Analysis of "Rosewater" by Nikos Gatsos

Poem found here: "Rosewater" by Nikos Gatsos

Grief.  The first lines of the poem uses high metaphor in order to express and mask the speaker's grief, "When you reach that other world, don't become a cloud / don't become a cloud, and the bitter star of dawn, / so that your mother knows you, waiting at her door."

Here's the trick with the first few lines.  The conceit of the dead happens with the first phrase of "When you reach that other world" and the focus is the separation between the speaker and the "you" speaker -- words apart.

Then there's the repetition of "don't become a cloud" which I take as a ubiquitous transformation metaphor with a catch.  Note how the metaphor expands outward to "the bitter star of dawn". Yes, the adjective of bitter tells much about the speaker's perspective on this grief, but what's more telling is the line, "so that your mother knows you, waiting at her door" which shows that even though the speaker is disassociated with the "you," the mother still knows.  It's that fear of not grieving enough.

"Take a wand of willow, a root of rosemary / a root of rosemary, and be moonlit coolness / falling in the midnight in your thirsting courtyard."  These lines have a fantastical feel about them.  I'm not sure how "willow" and "rosemary" work as far as symbols.  But note how the "you" is not a cloud, but rather a being (ethereal perhaps) that wants and holds things.

"I give you rosewater to drink" this poem is aptly named rosewater.  Even without knowing all the connotations of rosewater the comparison continues with, "you game me poison."  Yes, poison could be the grief the speaker is dealing with and the rosewater is how the speaker is keeping the "you" alive through this poem, but note how the speaker built up this metaphor through the fantastical and high imagery.

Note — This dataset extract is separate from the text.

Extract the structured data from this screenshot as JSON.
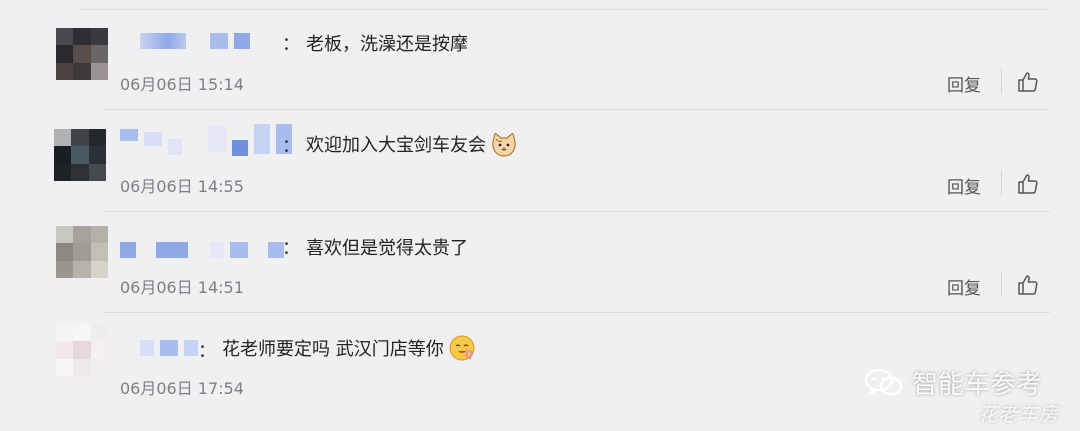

This line line I'm unsure about, "eaglet of the frost, hawk of the desert."  Two different beings in two different worlds.  Who is the eaglet, who is the hawk if this is indeed a comparative metaphor between the speaker and the "you"?

1 comment:

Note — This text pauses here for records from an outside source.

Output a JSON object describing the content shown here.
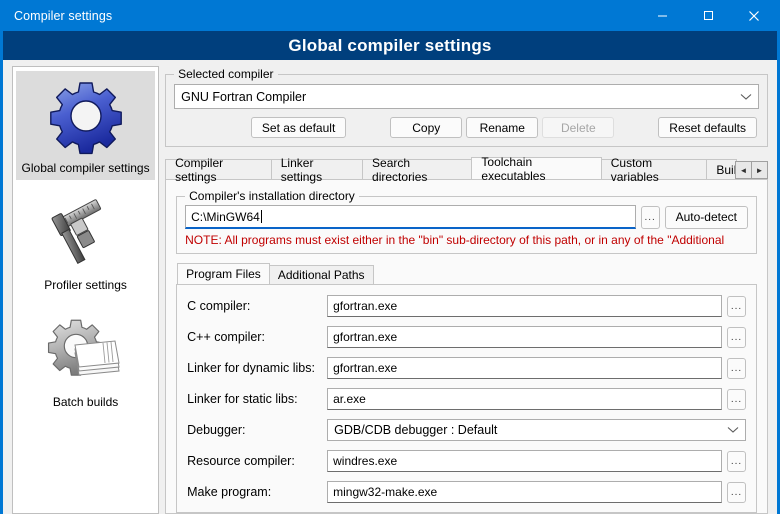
{
  "window": {
    "title": "Compiler settings",
    "controls": {
      "minimize": "minimize-icon",
      "maximize": "maximize-icon",
      "close": "close-icon"
    },
    "accent_color": "#0078d4",
    "header_color": "#003f7d"
  },
  "header": {
    "title": "Global compiler settings"
  },
  "sidebar": {
    "items": [
      {
        "label": "Global compiler settings",
        "icon": "blue-gear-icon",
        "selected": true
      },
      {
        "label": "Profiler settings",
        "icon": "caliper-icon",
        "selected": false
      },
      {
        "label": "Batch builds",
        "icon": "gear-pages-icon",
        "selected": false
      }
    ]
  },
  "selected_compiler": {
    "group_title": "Selected compiler",
    "value": "GNU Fortran Compiler",
    "dropdown_icon": "chevron-down-icon",
    "buttons": [
      {
        "label": "Set as default",
        "enabled": true
      },
      {
        "label": "Copy",
        "enabled": true
      },
      {
        "label": "Rename",
        "enabled": true
      },
      {
        "label": "Delete",
        "enabled": false
      },
      {
        "label": "Reset defaults",
        "enabled": true
      }
    ]
  },
  "tabs": {
    "items": [
      {
        "label": "Compiler settings",
        "active": false
      },
      {
        "label": "Linker settings",
        "active": false
      },
      {
        "label": "Search directories",
        "active": false
      },
      {
        "label": "Toolchain executables",
        "active": true
      },
      {
        "label": "Custom variables",
        "active": false
      },
      {
        "label": "Build",
        "active": false
      }
    ],
    "scroll_left": "◄",
    "scroll_right": "►"
  },
  "install_dir": {
    "group_title": "Compiler's installation directory",
    "value": "C:\\MinGW64",
    "browse_label": "...",
    "autodetect_label": "Auto-detect",
    "note": "NOTE: All programs must exist either in the \"bin\" sub-directory of this path, or in any of the \"Additional",
    "note_color": "#c00000"
  },
  "inner_tabs": [
    {
      "label": "Program Files",
      "active": true
    },
    {
      "label": "Additional Paths",
      "active": false
    }
  ],
  "program_files": {
    "browse_label": "...",
    "dropdown_icon": "chevron-down-icon",
    "rows": [
      {
        "label": "C compiler:",
        "value": "gfortran.exe",
        "type": "text"
      },
      {
        "label": "C++ compiler:",
        "value": "gfortran.exe",
        "type": "text"
      },
      {
        "label": "Linker for dynamic libs:",
        "value": "gfortran.exe",
        "type": "text"
      },
      {
        "label": "Linker for static libs:",
        "value": "ar.exe",
        "type": "text"
      },
      {
        "label": "Debugger:",
        "value": "GDB/CDB debugger : Default",
        "type": "combo"
      },
      {
        "label": "Resource compiler:",
        "value": "windres.exe",
        "type": "text"
      },
      {
        "label": "Make program:",
        "value": "mingw32-make.exe",
        "type": "text"
      }
    ]
  }
}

  1. Good analysis, it served me a lot. Thanks for sharing.